S. Korea ferry tragedy: Firm owner’s son snubs probe summons

SEOUL - The investigation into Yoo Byung-eon and his family appears to have hit a snag, with key suspects refusing to comply with the prosecution's summons.

On Monday, Yoo Byung-eon's eldest son, Yoo Dae-gyun, ignored the prosecution's summons in connection with the assorted wrongdoings his family allegedly committed. Prosecutors requested a warrant to detain him later in the day.

Yoo Byung-eon, the de facto owner of the sunken ferry Sewol and a host of affiliated companies, and his family members are suspected of a string of wrongdoings including embezzlement and tax evasion.

The prosecution suspects that Yoo Dae-gyun's work as a landscape artist may have provided a channel for the Yoo family's slush funds. The investigators are said to be working on verifying whether Yoo Dae-gyun's landscape pieces in Canada and the US, as well as sculptures and antiques displayed in a restaurant co-owned by him, are part of the Yoos' hidden assets.

The prosecution suspects that the Yoos and their associates are acting in concert to avoid questioning over concerns that the authorities have secured sufficient evidence to prove their involvement. Yoo's second son Yoo Hyeok-gi and eldest daughter Yoo Sum-na have also refused to appear for questioning, prompting the authorities to request extradition from the US In addition, another daughter, Yoo Sang-na, and close associates Kim Hye-kyung and Kim Pil-bae have also ignored summons.

The investigators are said to have secured evidence showing that Yoo is the real owner of companies linked to the Sewol, including its operator Chonghaejin Marine Co.

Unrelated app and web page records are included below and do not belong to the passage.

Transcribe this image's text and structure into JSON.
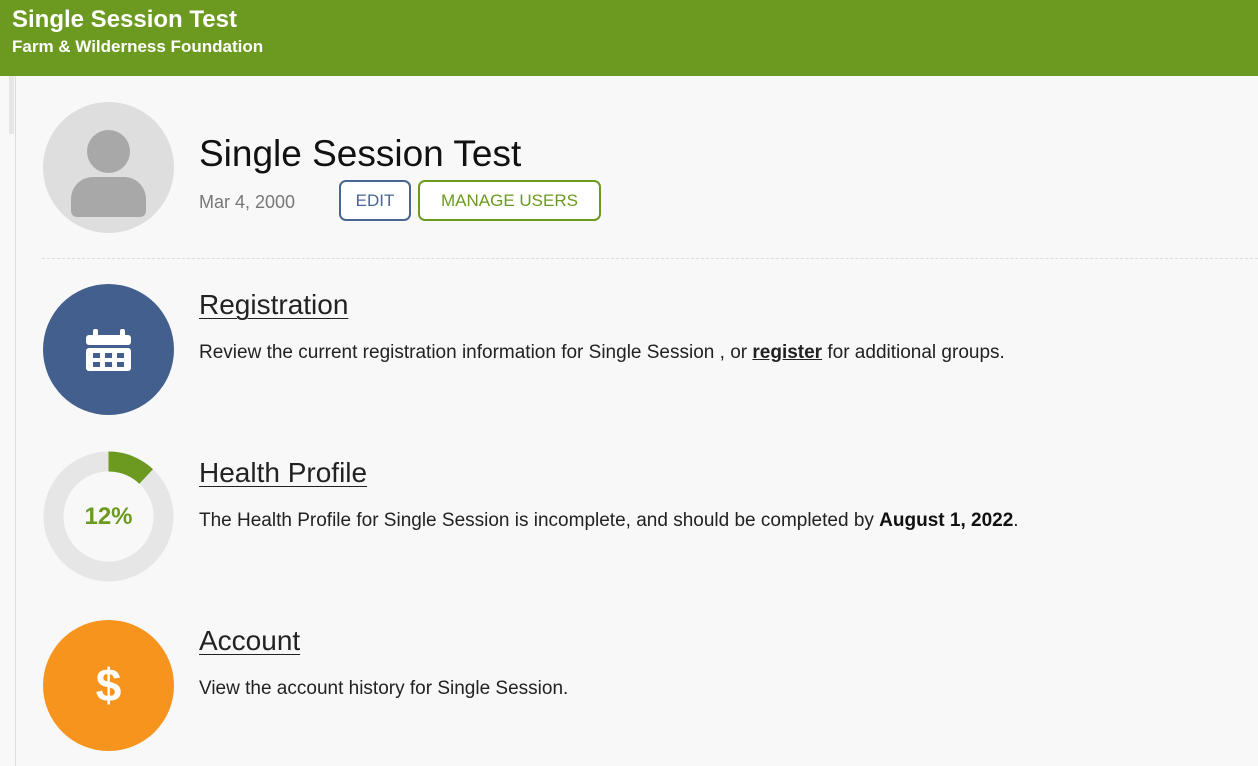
{
  "header": {
    "title": "Single Session Test",
    "subtitle": "Farm & Wilderness Foundation"
  },
  "profile": {
    "name": "Single Session Test",
    "date": "Mar 4, 2000",
    "edit_label": "EDIT",
    "manage_users_label": "MANAGE USERS"
  },
  "registration": {
    "title": "Registration",
    "desc_before": "Review the current registration information for Single Session , or ",
    "link": "register",
    "desc_after": " for additional groups.",
    "icon": "calendar-icon"
  },
  "health": {
    "title": "Health Profile",
    "desc_before": "The Health Profile for Single Session is incomplete, and should be completed by ",
    "due_date": "August 1, 2022",
    "desc_after": ".",
    "percent_label": "12%",
    "percent": 12
  },
  "account": {
    "title": "Account",
    "desc": "View the account history for Single Session.",
    "icon_glyph": "$"
  },
  "colors": {
    "brand_green": "#6c9a20",
    "registration_blue": "#435f8e",
    "account_orange": "#f7941d"
  }
}
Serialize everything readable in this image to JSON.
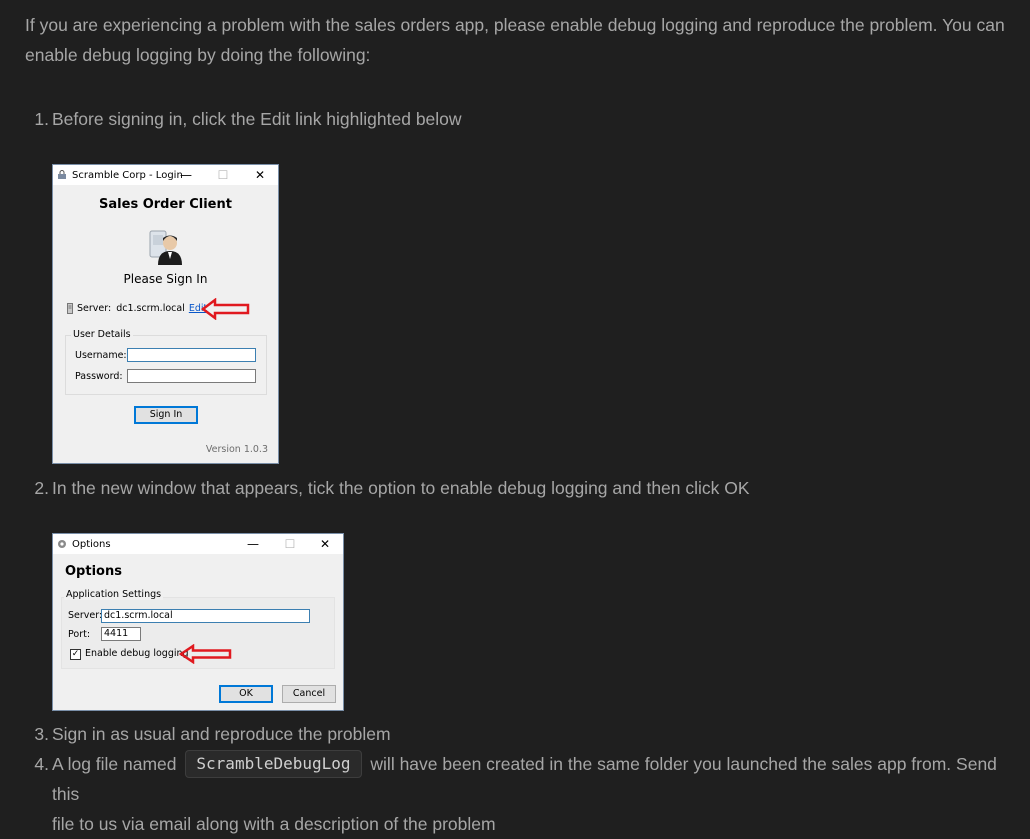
{
  "intro": "If you are experiencing a problem with the sales orders app, please enable debug logging and reproduce the problem. You can enable debug logging by doing the following:",
  "steps": [
    {
      "num": "1.",
      "text": "Before signing in, click the Edit link highlighted below"
    },
    {
      "num": "2.",
      "text": "In the new window that appears, tick the option to enable debug logging and then click OK"
    },
    {
      "num": "3.",
      "text": "Sign in as usual and reproduce the problem"
    },
    {
      "num": "4.",
      "text_before": "A log file named",
      "code": "ScrambleDebugLog",
      "text_after": "will have been created in the same folder you launched the sales app from. Send this",
      "text_line2": "file to us via email along with a description of the problem"
    }
  ],
  "login_window": {
    "title": "Scramble Corp - Login",
    "heading": "Sales Order Client",
    "subheading": "Please Sign In",
    "server_label": "Server:",
    "server_value": "dc1.scrm.local",
    "edit_link": "Edit",
    "group_label": "User Details",
    "username_label": "Username:",
    "password_label": "Password:",
    "username_value": "",
    "password_value": "",
    "sign_in_button": "Sign In",
    "version": "Version 1.0.3",
    "minimize": "—",
    "maximize": "☐",
    "close": "✕"
  },
  "options_window": {
    "title": "Options",
    "heading": "Options",
    "group_label": "Application Settings",
    "server_label": "Server:",
    "server_value": "dc1.scrm.local",
    "port_label": "Port:",
    "port_value": "4411",
    "debug_label": "Enable debug logging",
    "debug_checked": true,
    "check_mark": "✓",
    "ok_button": "OK",
    "cancel_button": "Cancel",
    "minimize": "—",
    "maximize": "☐",
    "close": "✕"
  },
  "colors": {
    "page_bg": "#1f1f1f",
    "text": "#a6a6a6",
    "highlight_arrow": "#e0191f",
    "link": "#0a57c9"
  }
}
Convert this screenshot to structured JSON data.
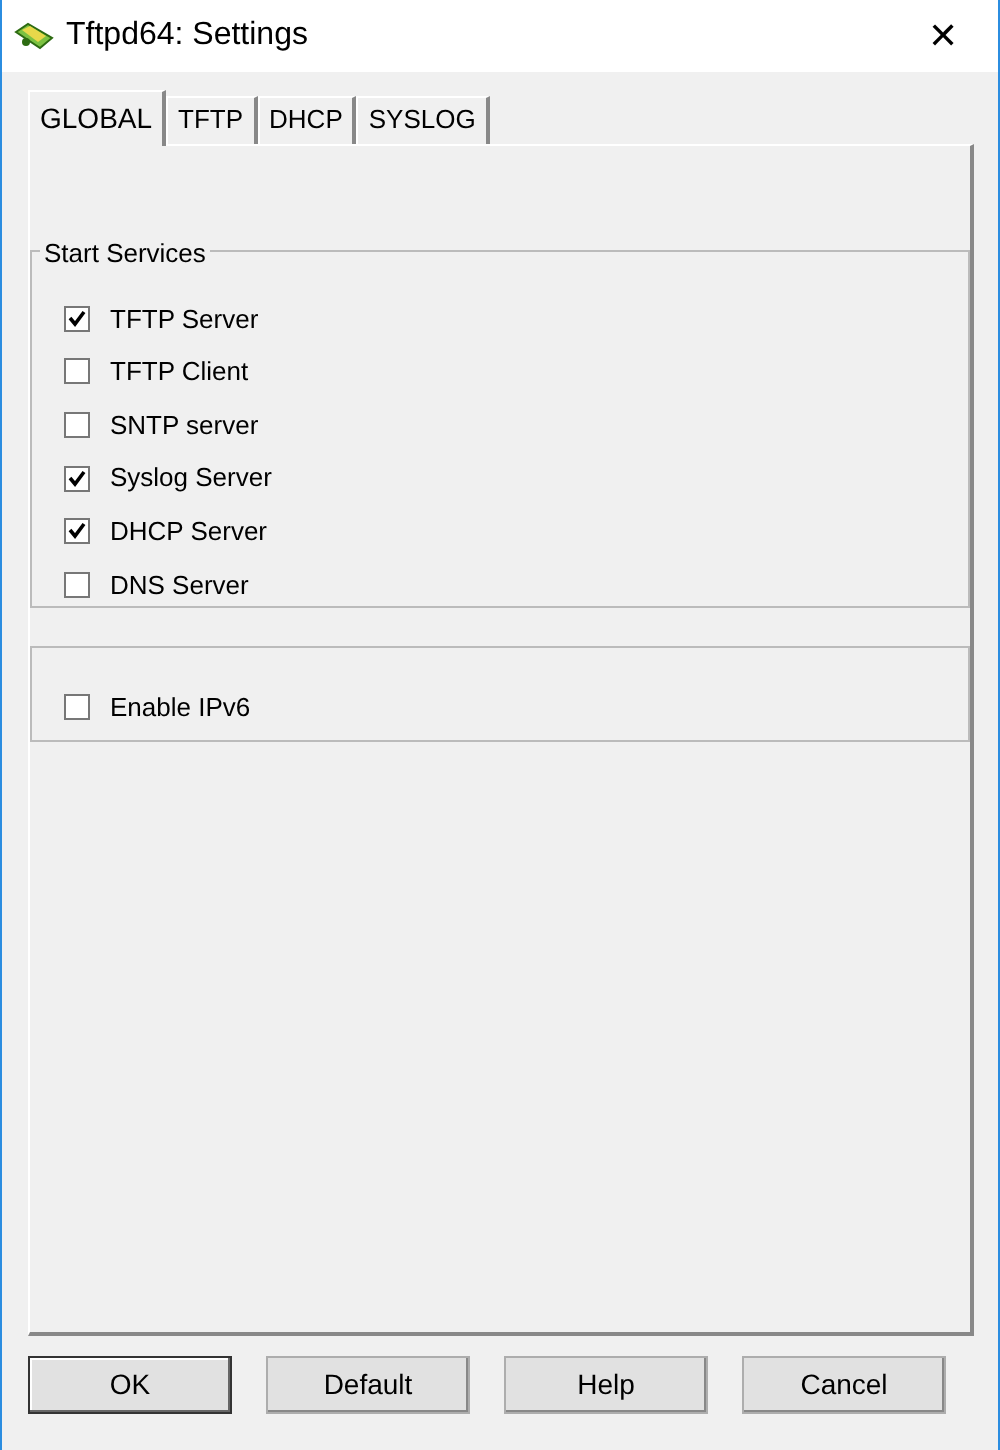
{
  "window": {
    "title": "Tftpd64: Settings",
    "close": "✕"
  },
  "tabs": [
    {
      "label": "GLOBAL",
      "selected": true
    },
    {
      "label": "TFTP",
      "selected": false
    },
    {
      "label": "DHCP",
      "selected": false
    },
    {
      "label": "SYSLOG",
      "selected": false
    }
  ],
  "start_services": {
    "title": "Start Services",
    "items": [
      {
        "label": "TFTP Server",
        "checked": true
      },
      {
        "label": "TFTP Client",
        "checked": false
      },
      {
        "label": "SNTP server",
        "checked": false
      },
      {
        "label": "Syslog Server",
        "checked": true
      },
      {
        "label": "DHCP Server",
        "checked": true
      },
      {
        "label": "DNS Server",
        "checked": false
      }
    ]
  },
  "ipv6": {
    "label": "Enable IPv6",
    "checked": false
  },
  "buttons": [
    {
      "label": "OK",
      "default": true
    },
    {
      "label": "Default",
      "default": false
    },
    {
      "label": "Help",
      "default": false
    },
    {
      "label": "Cancel",
      "default": false
    }
  ]
}
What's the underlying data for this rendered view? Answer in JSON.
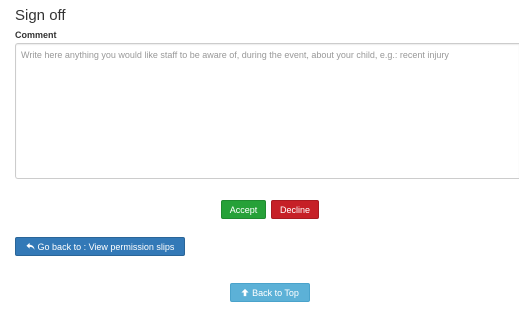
{
  "section": {
    "title": "Sign off",
    "comment_label": "Comment",
    "comment": {
      "value": "",
      "placeholder": "Write here anything you would like staff to be aware of, during the event, about your child, e.g.: recent injury"
    }
  },
  "actions": {
    "accept_label": "Accept",
    "decline_label": "Decline"
  },
  "navigation": {
    "back_label": "Go back to : View permission slips",
    "back_icon": "reply-icon",
    "top_label": "Back to Top",
    "top_icon": "arrow-up-icon"
  },
  "colors": {
    "accept": "#26a138",
    "decline": "#c62027",
    "back": "#3379b7",
    "top": "#5cb1d7"
  }
}
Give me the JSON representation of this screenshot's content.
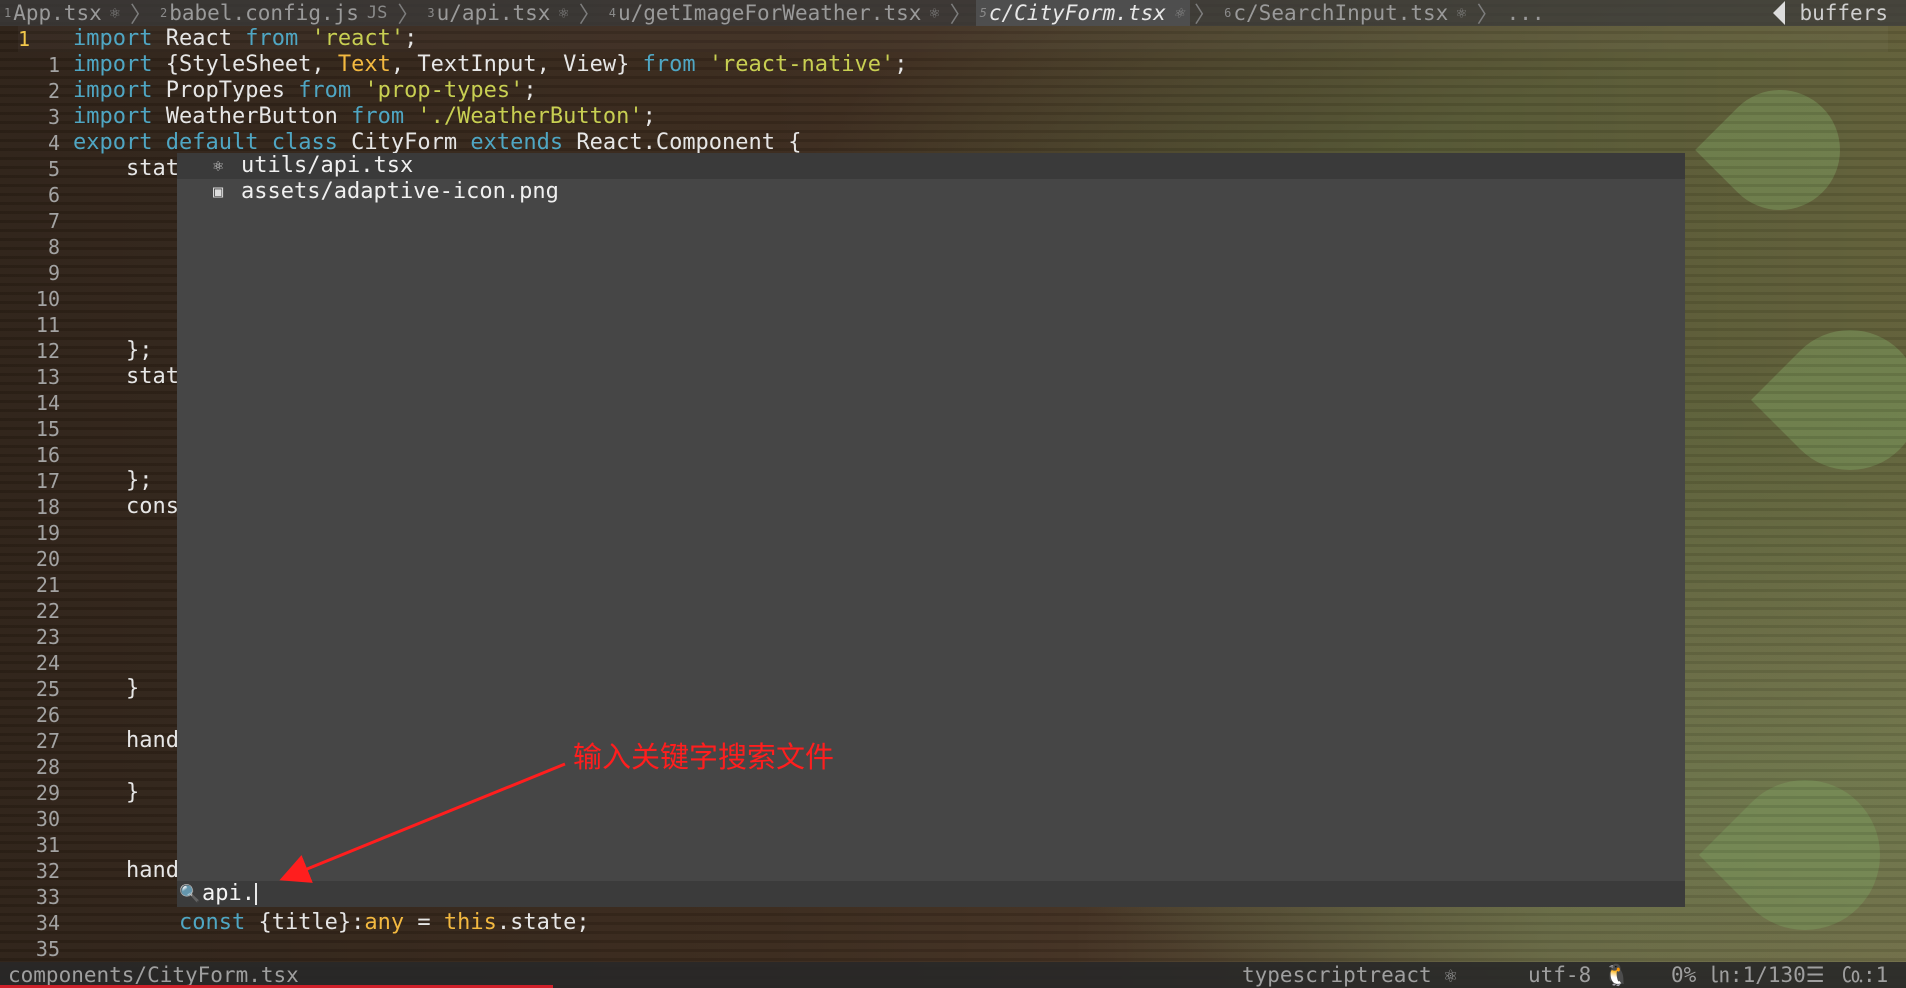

The probe has so far revealed that Yoo drew a large salary from Chonghaejin, which also paid him a hefty monthly consultation fee. In addition, a number of local and overseas companies connected to the family are suspected to have been used to disguise illegal foreign exchange transactions and other irregular methods used to establish the Yoos' slush fund.

With key suspects refusing to cooperate, the prosecution is now reportedly considering seeking a warrant to detain Yoo without first summoning the 72-year-old businessman. The investigators, however, have not yet determined when actions may be taken against Yoo.

The only member of the Yoo family to have been questioned so far is Yoo's elder brother, Yoo Byung-il.

Along with Yoo Byung-il, Chae Gyu-jeong, the head of Semo-affiliate Onzigoo Co. since 2008, was grilled Sunday. He was questioned for allegedly inflicting losses on his own company to help Yoo's family create a slush fund.

Chae, a former vice governor of North Jeolla Province, is also suspected of using his political connections to act as a lobbyist for the Yoos.